During the summer, what more technology does the average highschooler want to use than their cellphone, iPod, email, and Web? A few highschool haunts like MySpace and eBaum’s World might not work, as Apple seems to have decided that Flash only belongs to the “watered down, kinda-sorta looks like” version of the Internet (Jakob Nielsen would agree). However, there are plenty of gathering sites that don’t make prominent use of Flash, to say nothing of the dedicated YouTube client that comes installed. With all the features and fashion of the phone — and with credit card companies always eager to take on new victims — the iPhone could easily be a big hit among students.

June 19, 2007

Reality Gameshow

written by natevw @ 12:08 pm

“When the people gathered together on one of the great trial days, they never knew whether they were to witness a bloody slaughter or a hilarious wedding. This element of uncertainty lent an interest to the occasion which it could not otherwise have attained.”
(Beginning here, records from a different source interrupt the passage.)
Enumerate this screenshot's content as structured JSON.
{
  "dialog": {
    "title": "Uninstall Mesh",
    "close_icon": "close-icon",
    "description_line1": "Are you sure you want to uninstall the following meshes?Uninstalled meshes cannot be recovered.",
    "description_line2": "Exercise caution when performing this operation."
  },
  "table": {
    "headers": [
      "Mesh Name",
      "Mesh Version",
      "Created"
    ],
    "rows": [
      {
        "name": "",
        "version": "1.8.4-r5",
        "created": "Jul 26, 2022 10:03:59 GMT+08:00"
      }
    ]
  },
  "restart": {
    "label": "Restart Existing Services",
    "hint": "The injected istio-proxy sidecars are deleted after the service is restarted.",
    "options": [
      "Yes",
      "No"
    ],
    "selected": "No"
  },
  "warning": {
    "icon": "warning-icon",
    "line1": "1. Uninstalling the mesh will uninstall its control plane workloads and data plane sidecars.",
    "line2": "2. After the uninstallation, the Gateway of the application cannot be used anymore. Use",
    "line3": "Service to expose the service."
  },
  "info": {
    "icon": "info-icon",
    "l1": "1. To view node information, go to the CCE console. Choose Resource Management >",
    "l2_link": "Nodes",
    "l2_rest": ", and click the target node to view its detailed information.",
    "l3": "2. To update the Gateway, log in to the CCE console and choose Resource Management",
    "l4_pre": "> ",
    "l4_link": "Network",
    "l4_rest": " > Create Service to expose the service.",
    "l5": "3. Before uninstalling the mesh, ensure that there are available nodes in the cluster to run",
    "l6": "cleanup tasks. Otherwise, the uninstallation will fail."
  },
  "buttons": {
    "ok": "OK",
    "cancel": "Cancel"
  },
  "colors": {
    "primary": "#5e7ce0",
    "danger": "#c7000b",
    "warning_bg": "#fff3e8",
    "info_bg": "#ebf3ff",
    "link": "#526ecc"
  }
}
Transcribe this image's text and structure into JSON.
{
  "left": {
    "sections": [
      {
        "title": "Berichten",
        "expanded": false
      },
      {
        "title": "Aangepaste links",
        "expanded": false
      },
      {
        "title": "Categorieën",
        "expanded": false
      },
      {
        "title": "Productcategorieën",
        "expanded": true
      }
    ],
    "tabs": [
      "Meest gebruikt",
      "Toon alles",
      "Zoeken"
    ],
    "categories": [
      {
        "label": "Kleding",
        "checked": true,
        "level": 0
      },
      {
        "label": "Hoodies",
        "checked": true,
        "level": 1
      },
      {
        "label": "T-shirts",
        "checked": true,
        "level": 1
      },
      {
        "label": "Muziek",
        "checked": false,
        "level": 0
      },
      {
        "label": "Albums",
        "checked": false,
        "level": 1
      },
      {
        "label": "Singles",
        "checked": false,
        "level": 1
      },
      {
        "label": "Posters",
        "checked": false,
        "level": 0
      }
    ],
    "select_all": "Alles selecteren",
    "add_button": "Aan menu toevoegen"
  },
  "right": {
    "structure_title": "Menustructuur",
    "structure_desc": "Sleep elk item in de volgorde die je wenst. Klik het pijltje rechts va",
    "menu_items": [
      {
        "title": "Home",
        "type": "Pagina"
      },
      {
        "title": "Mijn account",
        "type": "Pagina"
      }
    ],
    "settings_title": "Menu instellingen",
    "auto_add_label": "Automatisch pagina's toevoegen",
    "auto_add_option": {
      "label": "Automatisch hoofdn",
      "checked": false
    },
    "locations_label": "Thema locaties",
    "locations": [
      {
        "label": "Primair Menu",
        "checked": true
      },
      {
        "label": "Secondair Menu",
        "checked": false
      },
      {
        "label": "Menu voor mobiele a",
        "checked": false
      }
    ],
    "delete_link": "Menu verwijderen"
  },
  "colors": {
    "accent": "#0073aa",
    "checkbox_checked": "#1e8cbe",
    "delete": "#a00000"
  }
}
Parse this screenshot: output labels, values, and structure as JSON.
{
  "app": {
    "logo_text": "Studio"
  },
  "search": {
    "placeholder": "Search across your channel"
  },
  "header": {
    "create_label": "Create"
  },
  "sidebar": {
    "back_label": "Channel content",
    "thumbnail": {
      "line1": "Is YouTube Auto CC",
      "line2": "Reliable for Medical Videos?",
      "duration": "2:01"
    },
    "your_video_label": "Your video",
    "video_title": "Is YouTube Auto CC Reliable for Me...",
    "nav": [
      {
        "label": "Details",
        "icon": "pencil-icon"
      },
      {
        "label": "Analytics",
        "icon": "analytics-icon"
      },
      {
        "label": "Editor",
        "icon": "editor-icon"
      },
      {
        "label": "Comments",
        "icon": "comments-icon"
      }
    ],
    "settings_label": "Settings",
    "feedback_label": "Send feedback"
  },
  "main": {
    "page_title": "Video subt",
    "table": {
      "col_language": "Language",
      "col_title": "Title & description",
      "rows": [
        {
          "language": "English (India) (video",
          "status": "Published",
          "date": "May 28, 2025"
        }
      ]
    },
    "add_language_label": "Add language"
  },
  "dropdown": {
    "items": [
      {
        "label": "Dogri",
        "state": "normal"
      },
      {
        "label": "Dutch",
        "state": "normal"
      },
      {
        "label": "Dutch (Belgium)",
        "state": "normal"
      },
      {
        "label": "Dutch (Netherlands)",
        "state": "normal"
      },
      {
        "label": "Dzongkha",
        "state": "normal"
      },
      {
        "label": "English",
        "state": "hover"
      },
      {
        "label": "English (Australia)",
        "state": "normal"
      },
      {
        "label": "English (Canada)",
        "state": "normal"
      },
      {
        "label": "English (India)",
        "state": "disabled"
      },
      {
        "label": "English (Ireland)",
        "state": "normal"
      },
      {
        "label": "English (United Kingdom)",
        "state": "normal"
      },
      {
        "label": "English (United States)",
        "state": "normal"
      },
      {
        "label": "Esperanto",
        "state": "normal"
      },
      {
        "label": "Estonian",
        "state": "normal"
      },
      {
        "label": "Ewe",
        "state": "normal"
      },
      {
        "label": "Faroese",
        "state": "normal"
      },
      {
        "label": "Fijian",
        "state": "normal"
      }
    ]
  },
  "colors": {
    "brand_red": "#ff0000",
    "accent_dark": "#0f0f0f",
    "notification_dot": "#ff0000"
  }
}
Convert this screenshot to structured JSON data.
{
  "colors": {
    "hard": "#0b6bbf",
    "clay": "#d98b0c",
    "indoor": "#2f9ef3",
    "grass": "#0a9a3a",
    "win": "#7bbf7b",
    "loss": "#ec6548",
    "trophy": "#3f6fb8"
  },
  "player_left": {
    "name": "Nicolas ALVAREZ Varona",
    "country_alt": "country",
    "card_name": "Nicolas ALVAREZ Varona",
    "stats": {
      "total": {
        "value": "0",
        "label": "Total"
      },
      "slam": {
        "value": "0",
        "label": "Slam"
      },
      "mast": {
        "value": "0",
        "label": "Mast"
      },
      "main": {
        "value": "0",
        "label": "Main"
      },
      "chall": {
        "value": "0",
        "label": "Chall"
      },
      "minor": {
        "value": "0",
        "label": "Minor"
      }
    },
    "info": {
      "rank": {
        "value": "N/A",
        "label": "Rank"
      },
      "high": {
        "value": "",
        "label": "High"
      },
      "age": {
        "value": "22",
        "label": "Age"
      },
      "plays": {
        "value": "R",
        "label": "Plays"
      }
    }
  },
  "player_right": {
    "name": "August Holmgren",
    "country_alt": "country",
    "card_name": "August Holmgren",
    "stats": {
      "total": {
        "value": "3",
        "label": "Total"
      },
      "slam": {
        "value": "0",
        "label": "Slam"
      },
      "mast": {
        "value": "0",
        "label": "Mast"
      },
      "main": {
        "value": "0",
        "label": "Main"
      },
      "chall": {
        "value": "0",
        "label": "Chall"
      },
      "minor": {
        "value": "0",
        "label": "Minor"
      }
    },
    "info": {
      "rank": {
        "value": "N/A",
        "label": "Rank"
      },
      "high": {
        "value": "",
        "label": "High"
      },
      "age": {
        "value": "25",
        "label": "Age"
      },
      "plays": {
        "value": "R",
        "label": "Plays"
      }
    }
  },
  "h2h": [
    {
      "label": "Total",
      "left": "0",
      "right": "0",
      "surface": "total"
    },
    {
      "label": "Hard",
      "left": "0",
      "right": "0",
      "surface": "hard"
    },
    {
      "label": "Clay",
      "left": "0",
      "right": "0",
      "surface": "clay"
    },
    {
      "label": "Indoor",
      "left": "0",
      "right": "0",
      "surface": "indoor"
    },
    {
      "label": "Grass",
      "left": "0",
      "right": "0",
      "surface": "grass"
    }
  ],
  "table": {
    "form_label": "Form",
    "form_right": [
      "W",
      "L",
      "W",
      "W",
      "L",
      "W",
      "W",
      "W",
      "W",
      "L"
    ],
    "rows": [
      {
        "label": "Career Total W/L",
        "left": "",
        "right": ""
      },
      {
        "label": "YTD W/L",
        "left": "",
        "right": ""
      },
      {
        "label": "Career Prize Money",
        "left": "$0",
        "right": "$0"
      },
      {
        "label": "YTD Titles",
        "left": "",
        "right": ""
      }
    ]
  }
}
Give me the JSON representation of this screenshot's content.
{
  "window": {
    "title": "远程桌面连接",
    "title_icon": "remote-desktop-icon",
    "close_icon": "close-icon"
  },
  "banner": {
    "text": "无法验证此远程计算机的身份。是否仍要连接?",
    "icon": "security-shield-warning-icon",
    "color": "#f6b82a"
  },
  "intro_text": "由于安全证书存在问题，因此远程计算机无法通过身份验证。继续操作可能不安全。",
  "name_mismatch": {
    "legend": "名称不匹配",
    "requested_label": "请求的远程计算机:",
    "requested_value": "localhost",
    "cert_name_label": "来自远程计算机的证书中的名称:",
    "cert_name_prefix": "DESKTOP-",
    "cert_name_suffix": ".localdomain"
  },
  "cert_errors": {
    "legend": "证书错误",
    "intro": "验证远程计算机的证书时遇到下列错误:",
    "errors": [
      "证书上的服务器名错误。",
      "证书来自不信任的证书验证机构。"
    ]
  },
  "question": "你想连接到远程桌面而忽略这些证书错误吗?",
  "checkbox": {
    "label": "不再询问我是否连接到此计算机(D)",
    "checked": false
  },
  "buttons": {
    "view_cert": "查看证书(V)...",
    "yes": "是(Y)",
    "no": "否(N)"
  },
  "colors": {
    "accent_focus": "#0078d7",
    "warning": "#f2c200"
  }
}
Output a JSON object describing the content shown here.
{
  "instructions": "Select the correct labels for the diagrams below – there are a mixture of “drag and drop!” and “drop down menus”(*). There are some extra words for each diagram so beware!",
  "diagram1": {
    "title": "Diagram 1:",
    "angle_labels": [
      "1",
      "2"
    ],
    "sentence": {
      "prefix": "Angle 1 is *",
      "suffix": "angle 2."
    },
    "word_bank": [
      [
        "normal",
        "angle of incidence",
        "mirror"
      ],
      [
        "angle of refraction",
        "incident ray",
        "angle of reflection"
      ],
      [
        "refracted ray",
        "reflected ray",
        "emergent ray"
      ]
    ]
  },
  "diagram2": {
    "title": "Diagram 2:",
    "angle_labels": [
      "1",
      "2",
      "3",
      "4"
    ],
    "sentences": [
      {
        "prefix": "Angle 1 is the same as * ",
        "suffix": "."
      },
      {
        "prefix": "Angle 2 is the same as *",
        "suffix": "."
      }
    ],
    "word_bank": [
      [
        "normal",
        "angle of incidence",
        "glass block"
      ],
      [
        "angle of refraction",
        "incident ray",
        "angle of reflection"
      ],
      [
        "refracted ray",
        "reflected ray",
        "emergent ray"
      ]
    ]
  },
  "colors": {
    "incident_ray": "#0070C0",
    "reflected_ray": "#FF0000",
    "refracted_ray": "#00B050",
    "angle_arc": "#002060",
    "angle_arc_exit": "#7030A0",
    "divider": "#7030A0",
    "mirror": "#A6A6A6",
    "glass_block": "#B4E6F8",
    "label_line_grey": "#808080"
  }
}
Sounds like television ratings explained, but “The Lady, or the Tiger?” predates the first televised game show by almost sixty years. I wonder if there was advertising around the gladiators’ Colosseum in ages past?